Data are essential to RCCP, and a significant portion of that data must be manually gathered and reconciled. This means that collecting the data you want takes longer than actually evaluating it. Exporting data from the proper sources and consolidating it together into a single, dynamically updated solution is one technique to get around this problem. This one true source is the only way to have access to the most recent information.
It takes a lot of effort to get correct data, analyze it, make decisions that have an impact on the company, and then repeat the process frequently. Capacity planning technologies, as was already indicated, automate data collecting and processing in an integrated tool.
Numerous calculations used by RCCP rely on precise data. Any incorrect information or calculation inaccuracy runs the danger of disrupting the entire RCCP process. Keep all computations, data, and statistics in one place to reduce the likelihood of error.
All aspects of an organization are affected by RCCP. The complexity of capacity planning is increased by functional and geographical separation. Pick a good single spot for planning to avoid any communication problems. This enables cross-departmental discussions, validation of data integrity, and transparency of analysis and data.

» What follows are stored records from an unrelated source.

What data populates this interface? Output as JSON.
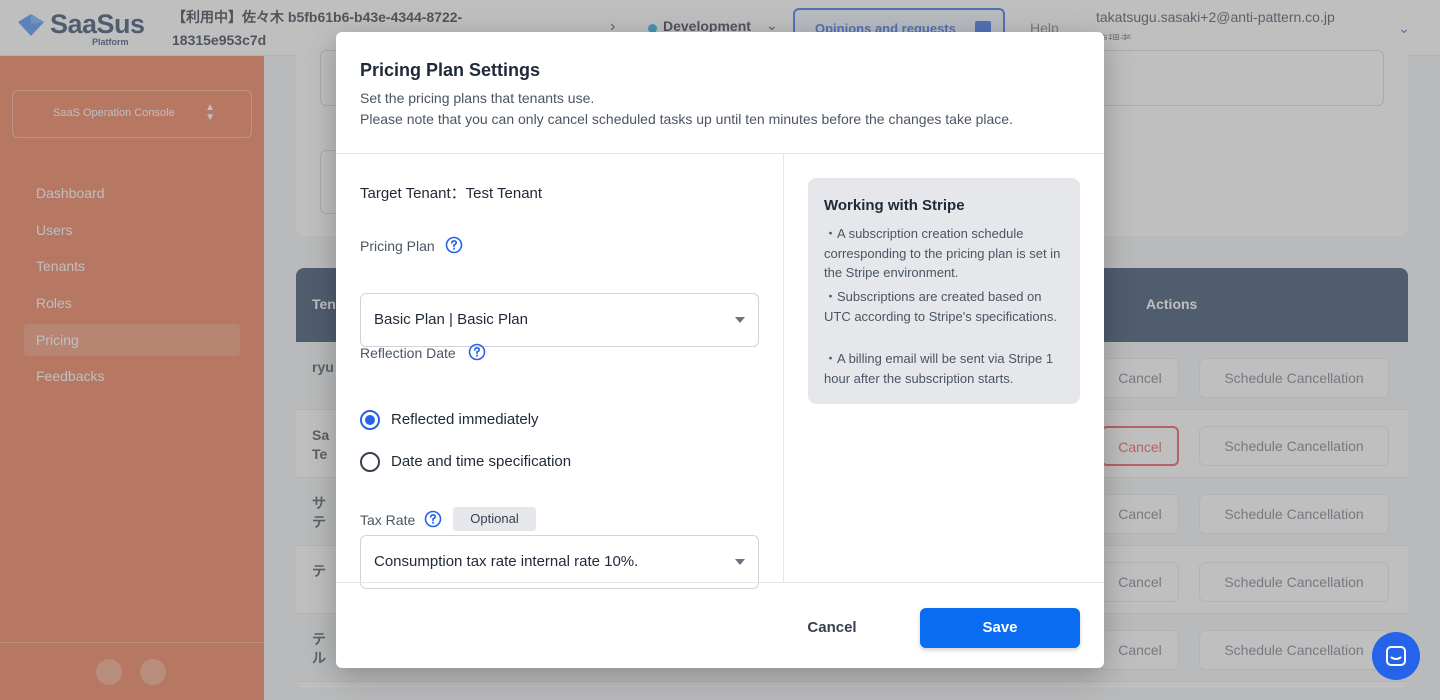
{
  "app": {
    "logo_text": "SaaSus",
    "logo_sub": "Platform",
    "env_title": "【利用中】佐々木 b5fb61b6-b43e-4344-8722-18315e953c7d",
    "env_name": "Development",
    "opinions_label": "Opinions and requests",
    "help_label": "Help",
    "user_email": "takatsugu.sasaki+2@anti-pattern.co.jp",
    "user_role": "管理者"
  },
  "sidebar": {
    "console_label": "SaaS Operation Console",
    "items": [
      {
        "label": "Dashboard"
      },
      {
        "label": "Users"
      },
      {
        "label": "Tenants"
      },
      {
        "label": "Roles"
      },
      {
        "label": "Pricing"
      },
      {
        "label": "Feedbacks"
      }
    ]
  },
  "table": {
    "col_first": "Ten",
    "col_actions": "Actions",
    "rows": [
      {
        "name": "ryu",
        "cancel": "Cancel",
        "schedule": "Schedule Cancellation"
      },
      {
        "name": "Sa\nTe",
        "cancel": "Cancel",
        "schedule": "Schedule Cancellation"
      },
      {
        "name": "サ\nテ",
        "cancel": "Cancel",
        "schedule": "Schedule Cancellation"
      },
      {
        "name": "テ",
        "cancel": "Cancel",
        "schedule": "Schedule Cancellation"
      },
      {
        "name": "テ\nル",
        "cancel": "Cancel",
        "schedule": "Schedule Cancellation"
      }
    ]
  },
  "modal": {
    "title": "Pricing Plan Settings",
    "desc_line1": "Set the pricing plans that tenants use.",
    "desc_line2": "Please note that you can only cancel scheduled tasks up until ten minutes before the changes take place.",
    "target_tenant": "Target Tenant：Test Tenant",
    "pricing_plan_label": "Pricing Plan",
    "pricing_plan_value": "Basic Plan | Basic Plan",
    "reflection_label": "Reflection Date",
    "radio_immediate": "Reflected immediately",
    "radio_datetime": "Date and time specification",
    "radio_selected": "immediate",
    "tax_label": "Tax Rate",
    "tax_badge": "Optional",
    "tax_value": "Consumption tax rate internal rate 10%.",
    "info_title": "Working with Stripe",
    "info_p1": "・A subscription creation schedule corresponding to the pricing plan is set in the Stripe environment.",
    "info_p2": "・Subscriptions are created based on UTC according to Stripe's specifications.",
    "info_p3": "・A billing email will be sent via Stripe 1 hour after the subscription starts.",
    "cancel_label": "Cancel",
    "save_label": "Save"
  },
  "colors": {
    "accent": "#0a6cf0",
    "sidebar": "#ed6f46",
    "header_dark": "#1e3a5f"
  }
}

Organizations are finding it harder and harder to predict demand as data and information proliferate. Rough-cut capacity planning has become popular among businesses thanks to its effectiveness in helping them meet customer orders in a timely manner without compromising quality or going over budget.
Making sure that no production bottlenecks exist before they happen can help prevent future expansion in addition to addressing present demands.
With cost-effective technologies, RCCP in manufacturing offers an approach that integrates these two factors in order to maximize production levels throughout your organization's activities.
The rough-cut capacity planning method offers a number of benefits and drawbacks, but it is regarded as a good place to start.
For manufacturers with a uniform workflow, RCCP is more effective because it is impossible to predict in advance what kind of customized goods you will be producing. We hope you liked reading this post!